[[ Data for processing, beginning ]]

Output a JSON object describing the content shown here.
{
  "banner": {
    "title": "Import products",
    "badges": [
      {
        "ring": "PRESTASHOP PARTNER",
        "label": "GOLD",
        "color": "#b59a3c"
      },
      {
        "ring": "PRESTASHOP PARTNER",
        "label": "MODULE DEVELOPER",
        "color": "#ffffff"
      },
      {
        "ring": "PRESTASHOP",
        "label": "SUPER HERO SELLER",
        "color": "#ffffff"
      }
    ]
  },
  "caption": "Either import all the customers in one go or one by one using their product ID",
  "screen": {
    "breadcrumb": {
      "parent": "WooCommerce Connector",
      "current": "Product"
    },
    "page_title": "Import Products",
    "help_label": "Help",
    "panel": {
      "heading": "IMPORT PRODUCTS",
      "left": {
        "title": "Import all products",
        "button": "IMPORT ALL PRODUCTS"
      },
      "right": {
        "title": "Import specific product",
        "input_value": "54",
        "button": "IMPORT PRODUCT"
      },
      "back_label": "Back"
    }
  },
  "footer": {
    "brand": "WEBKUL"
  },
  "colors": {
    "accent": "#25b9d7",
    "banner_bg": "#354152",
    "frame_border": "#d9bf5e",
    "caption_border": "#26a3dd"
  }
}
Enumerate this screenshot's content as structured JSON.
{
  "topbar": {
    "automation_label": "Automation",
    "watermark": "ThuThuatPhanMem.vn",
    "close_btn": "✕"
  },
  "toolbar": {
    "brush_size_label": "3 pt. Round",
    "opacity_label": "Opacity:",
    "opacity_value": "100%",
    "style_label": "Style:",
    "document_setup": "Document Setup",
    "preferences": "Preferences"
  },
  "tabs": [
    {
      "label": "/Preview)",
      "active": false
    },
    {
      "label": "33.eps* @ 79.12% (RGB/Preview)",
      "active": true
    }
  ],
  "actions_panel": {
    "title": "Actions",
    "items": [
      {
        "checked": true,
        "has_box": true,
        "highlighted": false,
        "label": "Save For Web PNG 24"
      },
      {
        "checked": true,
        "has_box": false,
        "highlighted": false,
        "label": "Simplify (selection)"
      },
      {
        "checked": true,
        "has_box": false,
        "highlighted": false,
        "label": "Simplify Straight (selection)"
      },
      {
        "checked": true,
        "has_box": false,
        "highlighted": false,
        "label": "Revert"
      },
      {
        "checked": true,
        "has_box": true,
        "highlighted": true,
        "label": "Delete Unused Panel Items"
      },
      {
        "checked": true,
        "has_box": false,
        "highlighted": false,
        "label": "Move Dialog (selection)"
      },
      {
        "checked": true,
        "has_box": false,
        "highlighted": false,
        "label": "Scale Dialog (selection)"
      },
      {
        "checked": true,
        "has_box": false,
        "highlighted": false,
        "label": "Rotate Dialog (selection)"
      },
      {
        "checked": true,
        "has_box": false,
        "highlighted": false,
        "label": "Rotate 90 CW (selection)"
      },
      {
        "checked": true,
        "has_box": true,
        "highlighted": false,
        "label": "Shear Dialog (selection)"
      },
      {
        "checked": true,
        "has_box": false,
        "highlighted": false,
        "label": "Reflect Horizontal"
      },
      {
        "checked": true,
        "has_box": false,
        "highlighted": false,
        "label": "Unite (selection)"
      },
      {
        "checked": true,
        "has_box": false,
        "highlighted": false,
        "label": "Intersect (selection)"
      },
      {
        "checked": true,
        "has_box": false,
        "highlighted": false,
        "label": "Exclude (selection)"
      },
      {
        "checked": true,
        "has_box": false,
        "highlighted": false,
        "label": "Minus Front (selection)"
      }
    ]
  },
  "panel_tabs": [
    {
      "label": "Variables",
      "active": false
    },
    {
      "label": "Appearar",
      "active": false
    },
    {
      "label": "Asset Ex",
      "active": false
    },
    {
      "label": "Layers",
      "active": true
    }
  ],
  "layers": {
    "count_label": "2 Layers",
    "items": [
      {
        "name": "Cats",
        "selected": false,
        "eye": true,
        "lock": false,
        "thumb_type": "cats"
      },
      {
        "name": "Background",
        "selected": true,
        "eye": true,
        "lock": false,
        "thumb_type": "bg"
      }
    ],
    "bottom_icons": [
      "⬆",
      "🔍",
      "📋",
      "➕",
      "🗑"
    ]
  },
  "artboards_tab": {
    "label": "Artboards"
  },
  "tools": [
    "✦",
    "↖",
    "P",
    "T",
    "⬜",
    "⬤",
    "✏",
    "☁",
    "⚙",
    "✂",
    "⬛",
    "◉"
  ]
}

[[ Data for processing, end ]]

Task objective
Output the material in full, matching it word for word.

Exercise solution
Output a JSON object describing the content shown here.
{
  "banner": {
    "title": "Import products",
    "badges": [
      {
        "ring": "PRESTASHOP PARTNER",
        "label": "GOLD",
        "color": "#b59a3c"
      },
      {
        "ring": "PRESTASHOP PARTNER",
        "label": "MODULE DEVELOPER",
        "color": "#ffffff"
      },
      {
        "ring": "PRESTASHOP",
        "label": "SUPER HERO SELLER",
        "color": "#ffffff"
      }
    ]
  },
  "caption": "Either import all the customers in one go or one by one using their product ID",
  "screen": {
    "breadcrumb": {
      "parent": "WooCommerce Connector",
      "current": "Product"
    },
    "page_title": "Import Products",
    "help_label": "Help",
    "panel": {
      "heading": "IMPORT PRODUCTS",
      "left": {
        "title": "Import all products",
        "button": "IMPORT ALL PRODUCTS"
      },
      "right": {
        "title": "Import specific product",
        "input_value": "54",
        "button": "IMPORT PRODUCT"
      },
      "back_label": "Back"
    }
  },
  "footer": {
    "brand": "WEBKUL"
  },
  "colors": {
    "accent": "#25b9d7",
    "banner_bg": "#354152",
    "frame_border": "#d9bf5e",
    "caption_border": "#26a3dd"
  }
}
Enumerate this screenshot's content as structured JSON.
{
  "topbar": {
    "automation_label": "Automation",
    "watermark": "ThuThuatPhanMem.vn",
    "close_btn": "✕"
  },
  "toolbar": {
    "brush_size_label": "3 pt. Round",
    "opacity_label": "Opacity:",
    "opacity_value": "100%",
    "style_label": "Style:",
    "document_setup": "Document Setup",
    "preferences": "Preferences"
  },
  "tabs": [
    {
      "label": "/Preview)",
      "active": false
    },
    {
      "label": "33.eps* @ 79.12% (RGB/Preview)",
      "active": true
    }
  ],
  "actions_panel": {
    "title": "Actions",
    "items": [
      {
        "checked": true,
        "has_box": true,
        "highlighted": false,
        "label": "Save For Web PNG 24"
      },
      {
        "checked": true,
        "has_box": false,
        "highlighted": false,
        "label": "Simplify (selection)"
      },
      {
        "checked": true,
        "has_box": false,
        "highlighted": false,
        "label": "Simplify Straight (selection)"
      },
      {
        "checked": true,
        "has_box": false,
        "highlighted": false,
        "label": "Revert"
      },
      {
        "checked": true,
        "has_box": true,
        "highlighted": true,
        "label": "Delete Unused Panel Items"
      },
      {
        "checked": true,
        "has_box": false,
        "highlighted": false,
        "label": "Move Dialog (selection)"
      },
      {
        "checked": true,
        "has_box": false,
        "highlighted": false,
        "label": "Scale Dialog (selection)"
      },
      {
        "checked": true,
        "has_box": false,
        "highlighted": false,
        "label": "Rotate Dialog (selection)"
      },
      {
        "checked": true,
        "has_box": false,
        "highlighted": false,
        "label": "Rotate 90 CW (selection)"
      },
      {
        "checked": true,
        "has_box": true,
        "highlighted": false,
        "label": "Shear Dialog (selection)"
      },
      {
        "checked": true,
        "has_box": false,
        "highlighted": false,
        "label": "Reflect Horizontal"
      },
      {
        "checked": true,
        "has_box": false,
        "highlighted": false,
        "label": "Unite (selection)"
      },
      {
        "checked": true,
        "has_box": false,
        "highlighted": false,
        "label": "Intersect (selection)"
      },
      {
        "checked": true,
        "has_box": false,
        "highlighted": false,
        "label": "Exclude (selection)"
      },
      {
        "checked": true,
        "has_box": false,
        "highlighted": false,
        "label": "Minus Front (selection)"
      }
    ]
  },
  "panel_tabs": [
    {
      "label": "Variables",
      "active": false
    },
    {
      "label": "Appearar",
      "active": false
    },
    {
      "label": "Asset Ex",
      "active": false
    },
    {
      "label": "Layers",
      "active": true
    }
  ],
  "layers": {
    "count_label": "2 Layers",
    "items": [
      {
        "name": "Cats",
        "selected": false,
        "eye": true,
        "lock": false,
        "thumb_type": "cats"
      },
      {
        "name": "Background",
        "selected": true,
        "eye": true,
        "lock": false,
        "thumb_type": "bg"
      }
    ],
    "bottom_icons": [
      "⬆",
      "🔍",
      "📋",
      "➕",
      "🗑"
    ]
  },
  "artboards_tab": {
    "label": "Artboards"
  },
  "tools": [
    "✦",
    "↖",
    "P",
    "T",
    "⬜",
    "⬤",
    "✏",
    "☁",
    "⚙",
    "✂",
    "⬛",
    "◉"
  ]
}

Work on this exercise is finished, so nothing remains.